▶ [Exercise brief]
Reproduce the entries exactly and omit the pictures.

▶ [Data]
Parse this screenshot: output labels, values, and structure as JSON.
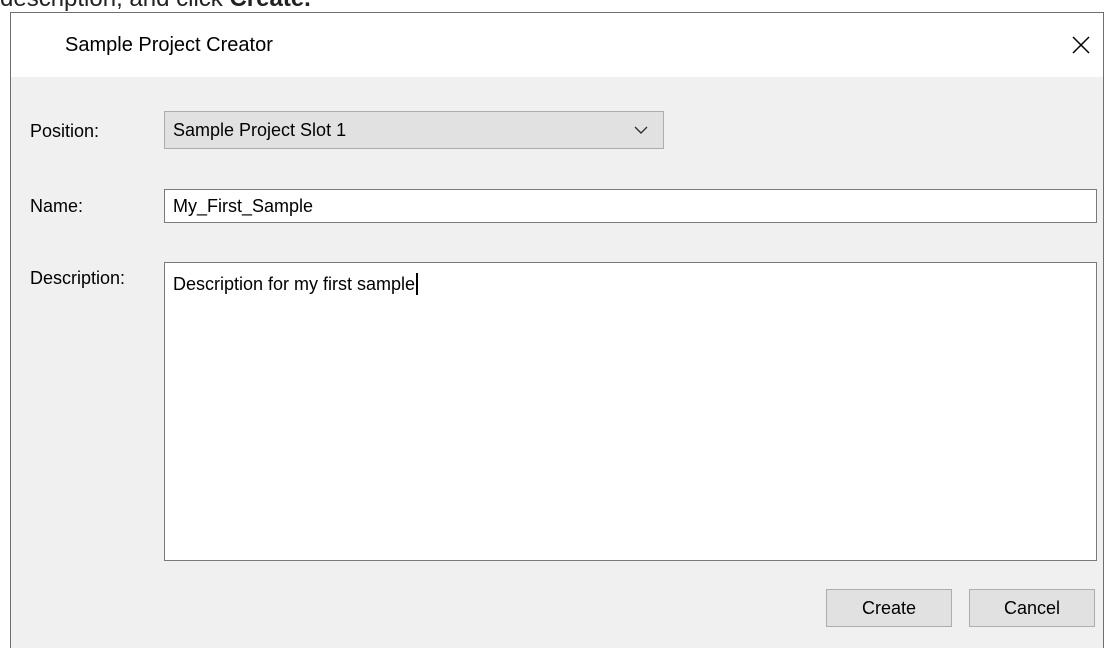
{
  "doc_snippet": {
    "text": "description, and click ",
    "bold": "Create."
  },
  "dialog": {
    "title": "Sample Project Creator",
    "close_icon": "close-icon"
  },
  "form": {
    "position": {
      "label": "Position:",
      "selected": "Sample Project Slot 1",
      "icon": "chevron-down-icon"
    },
    "name": {
      "label": "Name:",
      "value": "My_First_Sample"
    },
    "description": {
      "label": "Description:",
      "value": "Description for my first sample"
    }
  },
  "buttons": {
    "create": "Create",
    "cancel": "Cancel"
  }
}
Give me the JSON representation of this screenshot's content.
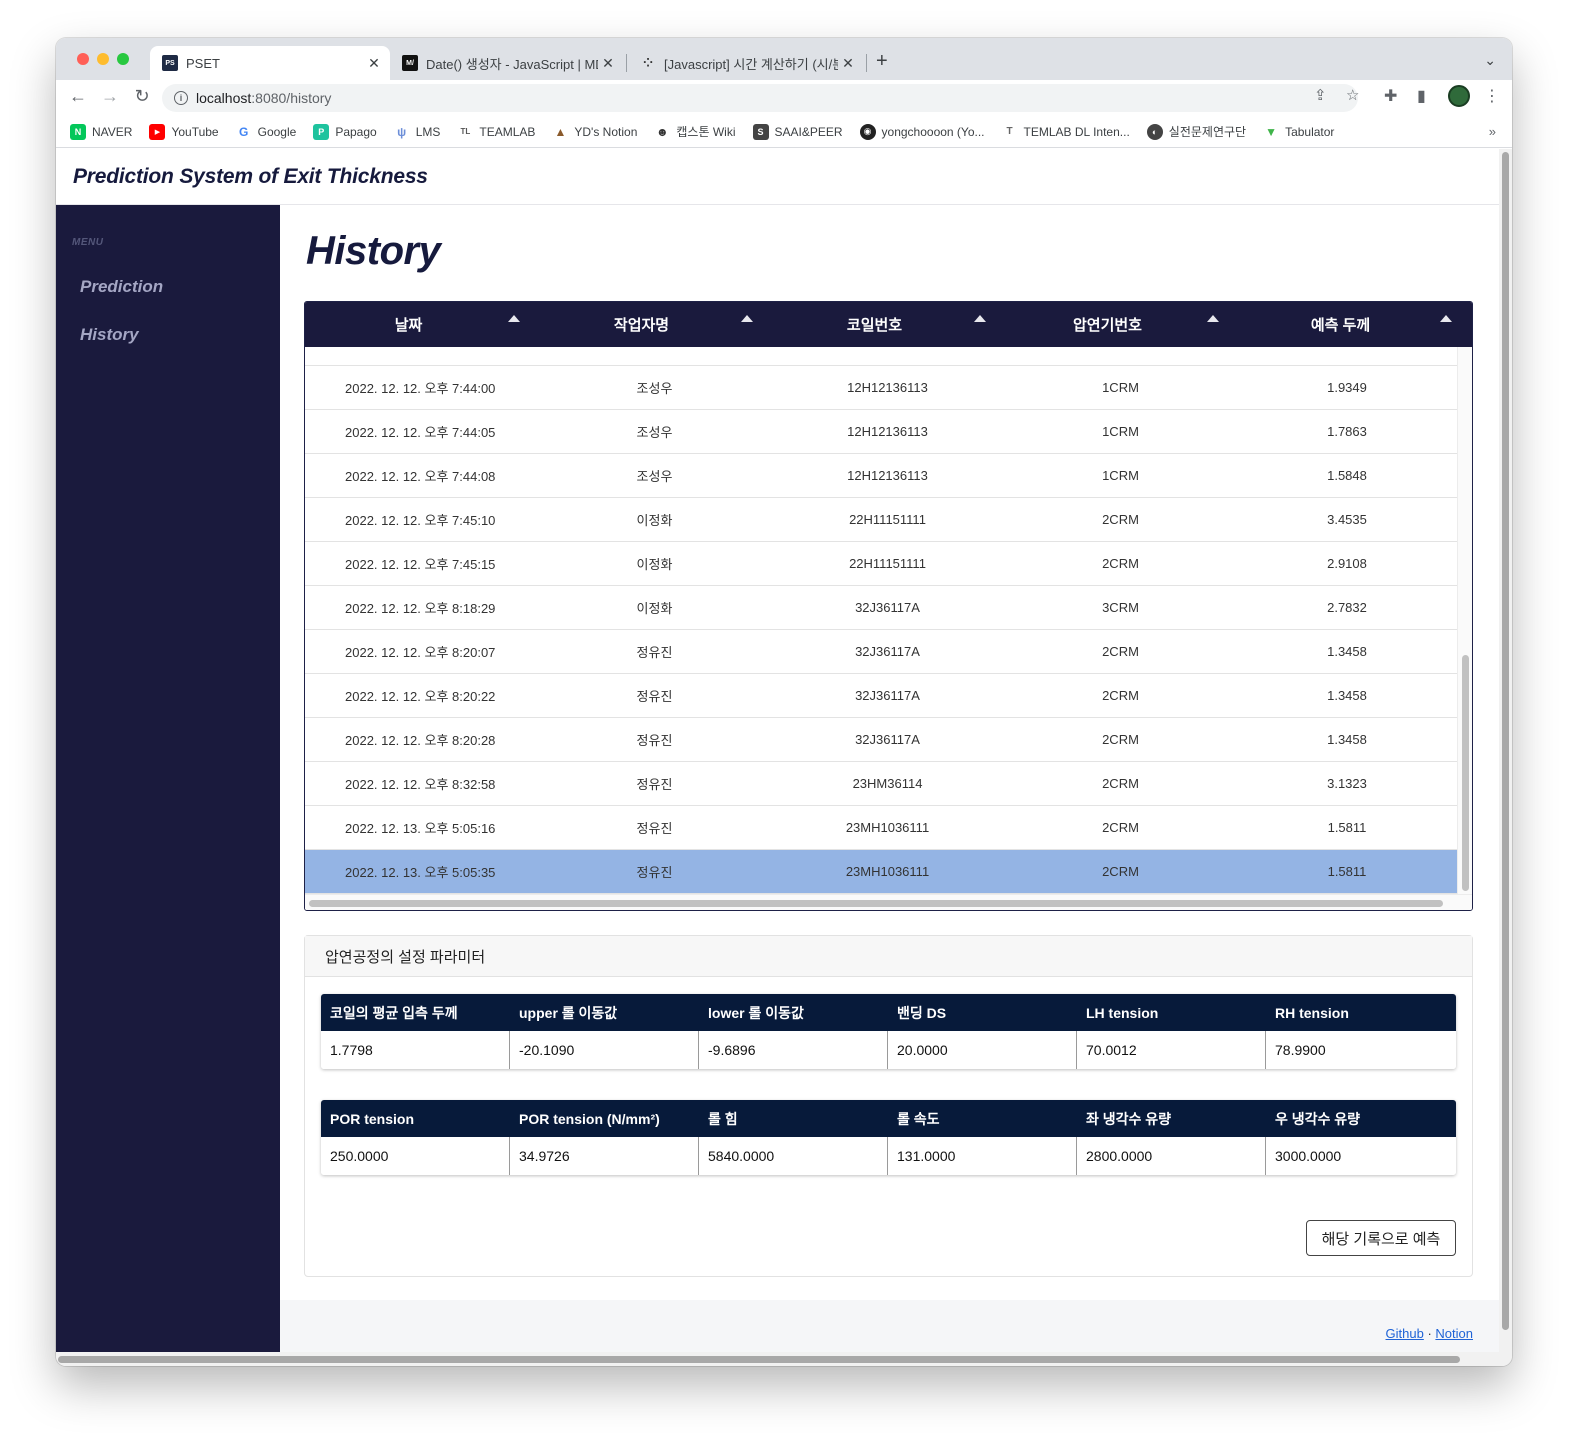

▶ [Answer to this problem]
Parse this screenshot: output labels, values, and structure as JSON.
{
  "doc_snippet": {
    "text": "description, and click ",
    "bold": "Create."
  },
  "dialog": {
    "title": "Sample Project Creator",
    "close_icon": "close-icon"
  },
  "form": {
    "position": {
      "label": "Position:",
      "selected": "Sample Project Slot 1",
      "icon": "chevron-down-icon"
    },
    "name": {
      "label": "Name:",
      "value": "My_First_Sample"
    },
    "description": {
      "label": "Description:",
      "value": "Description for my first sample"
    }
  },
  "buttons": {
    "create": "Create",
    "cancel": "Cancel"
  }
}
Give me the JSON representation of this screenshot's content.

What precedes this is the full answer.